Tuesday, October 31, 2017

What drink was offered to Jesus on the cross?

Image: Mosaic depicting a drinking game.

What drink was offered to Jesus on the cross?

I was tutoring my boys in Latin on Monday morning. We usually read a section of William Stearns Davis' A Day in Old Rome (Allyn and Bacon, 1925, 1966) in each session. Yesterday’s reading was on the wine drinking customs of the ancient Romans. I was struck by this statement:

Common soldiers, slaves, and plebeians of the lowest classes have a special beverage all their own, namely posca, which is simply vinegar mixed with enough water to make it palatable. It probably forms a really refreshing drink, if one can acquire the taste for it (p. 108).

A footnote adds:

Posca was probably the drink in which the sponge was steeped, that was extended to Jesus as He hung on the cross.

This then sent me back to the Gospel accounts:

Matthew 27:34 They gave him vinegar to drink mingled with gall [oxos meta choles memingmenon]: and when he had tasted thereof, he would not drink.

Matthew 27:48 And straightway one of them ran and took a spunge, and filled it with vinegar [spongon, plesas te oxous], and put it on a reed, and gave him to drink.

Mark 15:23 And they gave him to drink wine mingled with myrrh [esmyrnismenon oinon]: but he received it not.

Mark 15:36 And one ran and filled a spunge, full of vinegar [gemisas spongon oxouos] , and put it on a reed, and gave him to drink, saying, Let alone; let us see whether Elias will come to take him down (Mark 15:36).

Luke 23:36 And the soldiers also mocked him, coming to him, and offering him vinegar [oxos] (Luke 23:36).

John 19:29 Now there was set a vessel full of vinegar [oxous meton]: and they filled a spunge with vinegar [plesantes spongon oxous], and put it upon hyssop, and put it to his mouth. 30 When Jesus therefore had received the vinegar [to oxos], he said, It is finished: and he bowed his head, and gave up the ghost.


The offering of a vinegar drink (Greek to oxos, perhaps indeed, the posca mentioned by Davis) to Jesus at his crucifixion is mentioned in all four Gospels. It is multiply attested.

Matthew and Mark are unique in that they mention two offerings and in their note of his refusal at the first offering. It is not implausible, however, to harmonize these with the other accounts.
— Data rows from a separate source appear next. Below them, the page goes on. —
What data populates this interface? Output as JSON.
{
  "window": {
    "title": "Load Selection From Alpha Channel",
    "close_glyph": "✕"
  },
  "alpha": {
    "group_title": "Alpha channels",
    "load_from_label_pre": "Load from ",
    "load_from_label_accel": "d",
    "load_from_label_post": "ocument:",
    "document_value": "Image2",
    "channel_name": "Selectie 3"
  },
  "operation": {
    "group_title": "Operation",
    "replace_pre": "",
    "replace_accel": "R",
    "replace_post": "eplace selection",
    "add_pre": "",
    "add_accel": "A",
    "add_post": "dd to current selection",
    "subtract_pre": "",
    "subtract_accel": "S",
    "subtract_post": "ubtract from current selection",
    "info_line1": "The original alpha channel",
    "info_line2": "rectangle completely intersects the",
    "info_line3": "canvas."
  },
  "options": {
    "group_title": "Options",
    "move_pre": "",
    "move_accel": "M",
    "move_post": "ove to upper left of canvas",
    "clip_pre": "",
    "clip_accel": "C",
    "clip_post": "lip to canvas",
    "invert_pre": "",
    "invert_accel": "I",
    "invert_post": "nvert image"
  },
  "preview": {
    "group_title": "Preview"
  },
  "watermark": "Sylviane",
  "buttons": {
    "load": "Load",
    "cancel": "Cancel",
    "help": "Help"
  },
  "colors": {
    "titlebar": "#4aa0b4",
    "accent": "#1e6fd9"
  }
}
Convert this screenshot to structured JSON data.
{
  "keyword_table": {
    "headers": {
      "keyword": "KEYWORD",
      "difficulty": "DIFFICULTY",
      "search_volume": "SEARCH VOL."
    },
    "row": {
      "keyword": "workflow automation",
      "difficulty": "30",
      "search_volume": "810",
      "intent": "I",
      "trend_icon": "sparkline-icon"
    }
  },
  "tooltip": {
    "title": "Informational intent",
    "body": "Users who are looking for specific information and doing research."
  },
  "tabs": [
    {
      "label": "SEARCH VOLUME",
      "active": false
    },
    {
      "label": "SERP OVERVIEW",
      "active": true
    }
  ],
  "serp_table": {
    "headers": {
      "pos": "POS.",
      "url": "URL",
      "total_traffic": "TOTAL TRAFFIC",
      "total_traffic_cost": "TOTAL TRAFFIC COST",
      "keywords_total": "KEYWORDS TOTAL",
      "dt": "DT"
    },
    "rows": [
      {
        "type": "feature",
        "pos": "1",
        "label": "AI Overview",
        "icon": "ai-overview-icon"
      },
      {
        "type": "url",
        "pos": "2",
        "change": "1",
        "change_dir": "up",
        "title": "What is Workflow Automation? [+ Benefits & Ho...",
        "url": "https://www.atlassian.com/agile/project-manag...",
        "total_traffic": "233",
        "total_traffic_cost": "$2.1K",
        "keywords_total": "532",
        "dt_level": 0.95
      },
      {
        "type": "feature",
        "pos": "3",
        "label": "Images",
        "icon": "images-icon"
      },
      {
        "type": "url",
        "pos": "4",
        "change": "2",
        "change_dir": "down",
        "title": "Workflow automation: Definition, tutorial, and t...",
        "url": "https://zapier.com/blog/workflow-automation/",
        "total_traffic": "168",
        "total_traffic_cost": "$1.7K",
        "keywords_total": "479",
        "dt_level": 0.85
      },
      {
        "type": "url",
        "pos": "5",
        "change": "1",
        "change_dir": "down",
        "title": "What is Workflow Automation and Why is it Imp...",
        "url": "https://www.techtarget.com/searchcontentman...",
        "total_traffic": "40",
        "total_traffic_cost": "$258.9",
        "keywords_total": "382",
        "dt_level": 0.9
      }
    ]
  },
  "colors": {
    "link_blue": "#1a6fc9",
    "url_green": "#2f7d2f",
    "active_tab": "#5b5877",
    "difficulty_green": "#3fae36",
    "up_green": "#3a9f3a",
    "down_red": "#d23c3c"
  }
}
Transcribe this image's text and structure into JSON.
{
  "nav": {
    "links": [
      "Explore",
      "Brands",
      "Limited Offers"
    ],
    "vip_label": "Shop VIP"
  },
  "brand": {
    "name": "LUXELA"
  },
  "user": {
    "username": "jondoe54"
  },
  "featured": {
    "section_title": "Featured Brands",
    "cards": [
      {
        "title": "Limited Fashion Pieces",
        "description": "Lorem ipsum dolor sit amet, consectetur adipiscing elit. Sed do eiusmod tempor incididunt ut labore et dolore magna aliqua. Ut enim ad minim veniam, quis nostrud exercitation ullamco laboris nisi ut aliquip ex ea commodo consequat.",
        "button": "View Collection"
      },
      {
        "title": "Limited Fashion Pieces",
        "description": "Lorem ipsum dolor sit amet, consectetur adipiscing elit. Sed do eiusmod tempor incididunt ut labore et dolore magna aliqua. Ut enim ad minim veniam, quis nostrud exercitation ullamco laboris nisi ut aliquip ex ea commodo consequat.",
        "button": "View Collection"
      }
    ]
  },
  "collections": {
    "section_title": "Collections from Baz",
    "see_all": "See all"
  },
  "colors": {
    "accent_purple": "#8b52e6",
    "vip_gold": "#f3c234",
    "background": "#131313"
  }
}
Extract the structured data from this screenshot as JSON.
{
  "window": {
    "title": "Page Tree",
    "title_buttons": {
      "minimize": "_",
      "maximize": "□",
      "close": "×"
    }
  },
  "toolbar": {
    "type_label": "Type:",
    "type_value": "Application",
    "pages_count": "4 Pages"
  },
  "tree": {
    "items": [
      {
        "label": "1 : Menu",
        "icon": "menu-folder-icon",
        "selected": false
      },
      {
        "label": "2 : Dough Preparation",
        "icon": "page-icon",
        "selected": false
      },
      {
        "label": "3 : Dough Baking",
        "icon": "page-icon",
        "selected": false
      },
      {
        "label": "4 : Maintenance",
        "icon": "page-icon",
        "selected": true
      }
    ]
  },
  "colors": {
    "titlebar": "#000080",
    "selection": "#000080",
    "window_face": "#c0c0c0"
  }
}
John notes the offering was just before his final statement, “It is finished” and death.

Though noting the similarities in the accounts above, it should also be recognized that each account is unique. The closest parallels are between Matthew and Mark. Still, even the language of Matthew and Mark differ. Luke’s is the most minimal. This argues against the idea of literary dependence among the Gospels and toward independent development based on common tradition.


1 comment:

Andrew said...

A few thoughts I had on this: The descriptions given in the Gospels seem to indicate that at least three different offerings of drink to Jesus took place. It is the last one, the vinegar, that fulfills the prophecy in Psalm 69.21. And it seems like this was the last prophecy that still had to be fulfilled at that point, since this is the one that's mentioned more consistently by Gospel writers.

The fact that other offerings of drink were made before this last one might indicate a kind of temptation toward Christ to fulfill prophecies in a way that is less than complete, since the drink offered in those other instances didn't match the exact description given. Jesus' refusal to drink it might then be compared to when the Lord refused to accept the temptation in the wilderness. In that case, the temptation by Satan toward Christ was explicitly premised on the idea of seemingly fulfilling other prophecies about Christ, but in the "wrong" way. These other drink offerings might potentially be viewed in the same light, and it's possible that the people giving these offerings were being moved to do so by some other influence.

Furthermore, it is interesting that the vinegar mixed with gall mentioned by Matthew was tasted but Jesus did not drink it, while the wine mingled with myrrh mentioned by Mark was not received. Recall the prophecy at the last supper, "Verily I say unto you, I will drink no more of the fruit of the vine, until that day that I drink it new in the kingdom of God." The fact that wine was offered, as mentioned by Mark, might further indicate a temptation to violate this prophecy had occurred here as well.

I agree that accounts like this in the Gospels make attempts at arguing literary dependence between Gospels incredibly convoluted and unwieldy. The obvious and immediate explanation is that each account came from a direct eyewitness.